Wednesday, July 3, 2013

California, Illinois Pension Crisis -- more bad news is coming

  • Moody’s new credit standards for public pensions would nearly double the unfunded liabilities for state and local pension plans in California to $328.6 billion from $128.3 billion.
  • California has the second lowest credit rating at Standard & Poor’s of all 50 states; Illinois now has the worst.
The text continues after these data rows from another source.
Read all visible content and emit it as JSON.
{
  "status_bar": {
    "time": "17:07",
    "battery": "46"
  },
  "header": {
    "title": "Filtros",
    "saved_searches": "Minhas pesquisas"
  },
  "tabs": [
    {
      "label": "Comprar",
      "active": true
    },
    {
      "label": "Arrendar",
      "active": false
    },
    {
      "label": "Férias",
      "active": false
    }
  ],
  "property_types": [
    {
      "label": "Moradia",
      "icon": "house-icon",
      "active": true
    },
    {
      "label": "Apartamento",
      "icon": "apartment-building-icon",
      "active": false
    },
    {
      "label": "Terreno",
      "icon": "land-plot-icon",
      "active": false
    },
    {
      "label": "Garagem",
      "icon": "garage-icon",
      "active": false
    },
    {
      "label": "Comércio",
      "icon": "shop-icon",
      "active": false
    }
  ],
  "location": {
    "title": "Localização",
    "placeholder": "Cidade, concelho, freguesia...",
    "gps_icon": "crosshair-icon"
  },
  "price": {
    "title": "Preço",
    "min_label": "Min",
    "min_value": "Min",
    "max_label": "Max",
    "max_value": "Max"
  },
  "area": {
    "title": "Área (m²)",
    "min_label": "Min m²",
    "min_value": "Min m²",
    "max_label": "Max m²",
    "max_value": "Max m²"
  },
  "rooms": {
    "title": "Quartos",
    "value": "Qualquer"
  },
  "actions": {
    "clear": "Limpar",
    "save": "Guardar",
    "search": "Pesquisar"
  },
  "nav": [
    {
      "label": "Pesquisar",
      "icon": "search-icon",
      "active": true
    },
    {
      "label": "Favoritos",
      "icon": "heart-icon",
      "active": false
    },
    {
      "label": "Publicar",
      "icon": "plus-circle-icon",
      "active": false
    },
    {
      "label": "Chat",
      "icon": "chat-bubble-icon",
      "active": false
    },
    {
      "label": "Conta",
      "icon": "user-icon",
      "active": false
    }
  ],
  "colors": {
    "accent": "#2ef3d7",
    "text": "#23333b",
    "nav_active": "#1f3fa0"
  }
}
Moody's new standards would drop the funded status of these plans to 64%, versus a previous estimate of 82%, the Center said.
  • “By standard accounting methods, some state pension funds will run out of assets within as little as five years”
  • New rules will lower expected rates of returns on their pension assets, instead of the often overstated returns they now use to paper over holes in their plans blown out by bad investments.
  • Meredith Whitney says California is papering over budget holes with gimmicks, like raising taxes retroactively, pushing state expenses onto local towns and cities that can’t afford them, and underfunding their pension funds. "It’s so much worse than the rosy picture that the headlines suggest,” the CEO of Meredith Whitney Advisory group says . . .

Monday, July 1, 2013

Higher Education Hogs at the Trough

Glenn Harlan Reynolds: What's Really 'Immoral' About Student Loans - "If we want to solve the very real problem of excessive student-loan debt, college costs need to be brought under control. A 2010 study by the Goldwater Institute identified "administrative bloat" as a leading reason for higher costs. The study found that many American universities now have more salaried administrators than teaching faculty."